Randy Jackson’s struggle with obesity began as a child in Louisiana, with its super spicy, often super-fatty cuisine. Even as an adult, Jackson still doesn't dream of sugarplums at Christmastime. Instead, he dreams of waltzing andouille sausage and grits, jigging jambalaya, and shimmying beignets and bread pudding with bourbon sauce.
“For the old Dawg, a holiday party was a chance to have something to eat, drink, and be merry, but the new Randy does not drink or eat at parties,” says Jackson, 52, today a slimmed-down 5 feet 11 inches and 220 pounds. These days his focus is more about good times and less about food since he’s recently lost -- and kept off -- more than 100 pounds since peaking at 350 in 2001.
Diabetes is a serious disease that can cause debilitating nerve pain.
Jackson’s approach to food and health is new -- certainly a lot different than when American Idol first aired in June 2002. Idol is, of course, the reality-show juggernaut that has dominated television and the radio waves ever since, rewarding one promising young singer with a recording contract after seven weeks of drama-filled elimination contests.

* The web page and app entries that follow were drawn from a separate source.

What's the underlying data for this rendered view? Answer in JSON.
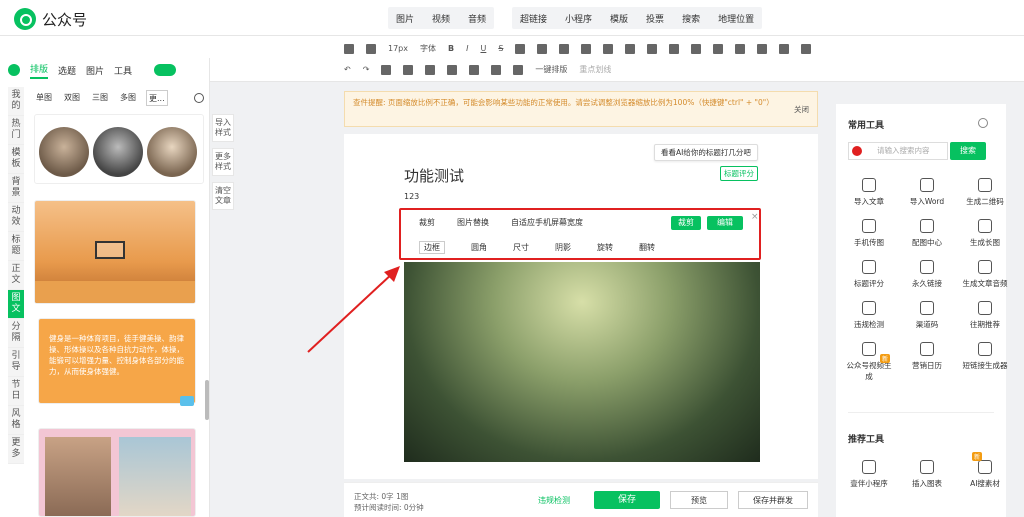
{
  "app": {
    "title": "公众号"
  },
  "top_menu": {
    "group1": [
      "图片",
      "视频",
      "音频"
    ],
    "group2": [
      "超链接",
      "小程序",
      "模版",
      "投票",
      "搜索",
      "地理位置"
    ]
  },
  "toolbar": {
    "font_size": "17px",
    "font_label": "字体",
    "one_key_layout": "一键排版",
    "clear_separators": "重点划线"
  },
  "left_panel": {
    "tabs": [
      "排版",
      "选题",
      "图片",
      "工具"
    ],
    "sub_tabs": [
      "单图",
      "双图",
      "三图",
      "多图",
      "更..."
    ],
    "vertical_nav": [
      "我的",
      "热门",
      "模板",
      "背景",
      "动效",
      "标题",
      "正文",
      "图文",
      "分隔",
      "引导",
      "节日",
      "风格",
      "更多"
    ],
    "active_nav": "图文",
    "card_text": "健身是一种体育项目，徒手健美操、韵律操、形体操以及各种自抗力动作，体操，能锻可以增强力量、控制身体各部分的能力，从而使身体强健。"
  },
  "mid_tools": [
    "导入样式",
    "更多样式",
    "清空文章"
  ],
  "warning": {
    "text": "查件提醒: 页面缩放比例不正确，可能会影响某些功能的正常使用。请尝试调整浏览器缩放比例为100%（快捷键\"ctrl\" + \"0\"）",
    "close_label": "关闭"
  },
  "editor": {
    "ai_hint": "看看AI给你的标题打几分吧",
    "title": "功能测试",
    "title_score": "标题评分",
    "body": "123",
    "img_toolbar_row1": [
      "裁剪",
      "图片替换",
      "自适应手机屏幕宽度"
    ],
    "crop_btn": "裁剪",
    "edit_btn": "编辑",
    "img_toolbar_row2": [
      "边框",
      "圆角",
      "尺寸",
      "阴影",
      "旋转",
      "翻转"
    ]
  },
  "bottom_bar": {
    "stats1": "正文共: 0字 1图",
    "stats2": "预计阅读时间: 0分钟",
    "check": "违规检测",
    "save": "保存",
    "preview": "预览",
    "save_mass": "保存并群发"
  },
  "right_panel": {
    "common_title": "常用工具",
    "search_placeholder": "请输入搜索内容",
    "search_btn": "搜索",
    "tools": [
      "导入文章",
      "导入Word",
      "生成二维码",
      "手机传图",
      "配图中心",
      "生成长图",
      "标题评分",
      "永久链接",
      "生成文章音频",
      "违规检测",
      "渠道码",
      "往期推荐",
      "公众号视频生成",
      "营销日历",
      "短链接生成器"
    ],
    "recommend_title": "推荐工具",
    "recommend": [
      "壹伴小程序",
      "插入图表",
      "AI搜素材"
    ],
    "new_badge": "新"
  },
  "colors": {
    "accent": "#07c160",
    "highlight": "#e02020"
  }
}
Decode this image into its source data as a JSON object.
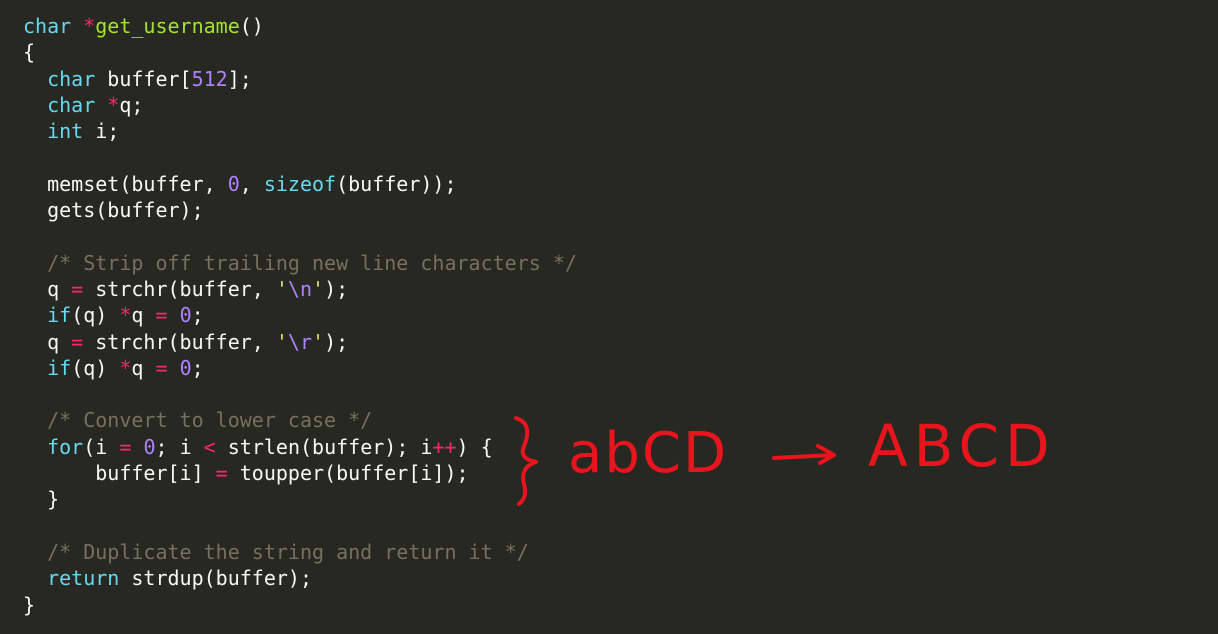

Last year, the show was the No. 1 Nielsen-ranked program of the season, viewed by 56 million between January and May 2007.
Randy Jackson's Struggle With Obesity
Jackson has been there, in his judge’s slot, every season, but behind the scenes he’s weathered a type 2 diabetes diagnosis, major weight-loss surgery, and a wholesale rethinking of his health, especially when it comes to food and the role it plays in his life. (Check out Randy Jackson's workout playlist!)
Not that temptations don’t abound. Holidays aside, the self-proclaimed Dawg (Jackson’s nickname for himself and almost everyone else) has his resolve tested daily on the road, as he scours America for top singing talent with American Idol co-hosts Paula Abdul, Simon Cowell, and a new judge, Kara DioGuardi, who joins the gang this season. The days are long and the lavish catering spreads are everywhere.
Notoriously ornery Cowell is “always saying ‘We are ordering lunch, bring Randy a Dunkin’ Donut and 12 milkshakes,'” Jackson says. He pauses with a laugh, then adds, “We joke about it, but he and Paula are very supportive.”
Get the latest Diabetes newsletter delivered to your inbox!
Your level is currently
If the level is below 70 or you are experiencing symptoms such as shaking, sweating or difficulty thinking, you will need to raise the number immediately. A quick solution is to eat a few pieces of hard candy or 1 tablespoon of sugar or honey. Recheck your numbers again in 15 minutes to see if the number has gone up. If not, repeat the steps above or call your doctor.
People who experience hypoglycemia several times in a week should call their health care provider. It's important to monitor your levels each day so you can make sure your numbers are within the range. If you are pregnant always consult with your health care provider.
Congratulations on taking steps to manage your health.
However, it's important to continue to track your numbers so that you can make lifestyle changes if needed. If you are pregnant always consult with your physician.
Your level is high if this reading was taken before eating. Aim for 70-130 before meals and less than 180 two hours after meals.
Even if your number is high, it's not too late for you to take control of your health and lower your blood sugar.
One of the first steps is to monitor your levels each day. If you are pregnant always consult with your physician.
Thank you for signing up for the WebMD Diabetes Newsletter!
You'll find tips and tricks as well as the latest news and research on Diabetes.
Did You Know Your Lifestyle Choices
Affect Your Blood Sugar?
Use the Blood Glucose Tracker to monitor
how well you manage your blood sugar over time.